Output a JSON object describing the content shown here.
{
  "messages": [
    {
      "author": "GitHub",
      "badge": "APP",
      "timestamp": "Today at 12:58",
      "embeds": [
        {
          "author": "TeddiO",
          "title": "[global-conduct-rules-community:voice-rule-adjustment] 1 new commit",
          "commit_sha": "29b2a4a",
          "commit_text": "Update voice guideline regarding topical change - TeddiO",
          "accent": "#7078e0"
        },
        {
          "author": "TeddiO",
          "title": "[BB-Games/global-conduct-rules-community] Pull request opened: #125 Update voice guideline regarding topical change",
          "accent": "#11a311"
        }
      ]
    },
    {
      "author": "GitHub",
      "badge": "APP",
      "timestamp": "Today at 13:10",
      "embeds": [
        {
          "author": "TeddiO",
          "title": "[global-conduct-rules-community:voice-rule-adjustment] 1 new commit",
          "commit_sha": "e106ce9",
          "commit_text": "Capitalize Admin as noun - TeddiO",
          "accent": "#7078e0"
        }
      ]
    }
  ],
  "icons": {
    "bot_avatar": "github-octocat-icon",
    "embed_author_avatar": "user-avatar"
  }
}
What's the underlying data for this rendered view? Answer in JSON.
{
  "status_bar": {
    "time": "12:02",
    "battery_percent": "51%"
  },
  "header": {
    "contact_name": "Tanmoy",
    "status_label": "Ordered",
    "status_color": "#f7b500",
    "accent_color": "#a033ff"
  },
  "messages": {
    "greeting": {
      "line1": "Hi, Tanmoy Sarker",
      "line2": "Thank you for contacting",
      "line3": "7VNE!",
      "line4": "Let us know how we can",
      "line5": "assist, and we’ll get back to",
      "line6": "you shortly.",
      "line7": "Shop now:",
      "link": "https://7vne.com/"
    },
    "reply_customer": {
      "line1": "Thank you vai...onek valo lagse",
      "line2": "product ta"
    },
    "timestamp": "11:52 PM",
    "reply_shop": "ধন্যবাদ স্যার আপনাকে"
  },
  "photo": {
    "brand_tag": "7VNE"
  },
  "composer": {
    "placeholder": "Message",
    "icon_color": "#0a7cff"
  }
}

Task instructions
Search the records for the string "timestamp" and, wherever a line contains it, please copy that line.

Response
      "timestamp": "Today at 12:58",
      "timestamp": "Today at 13:10",
    "timestamp": "11:52 PM",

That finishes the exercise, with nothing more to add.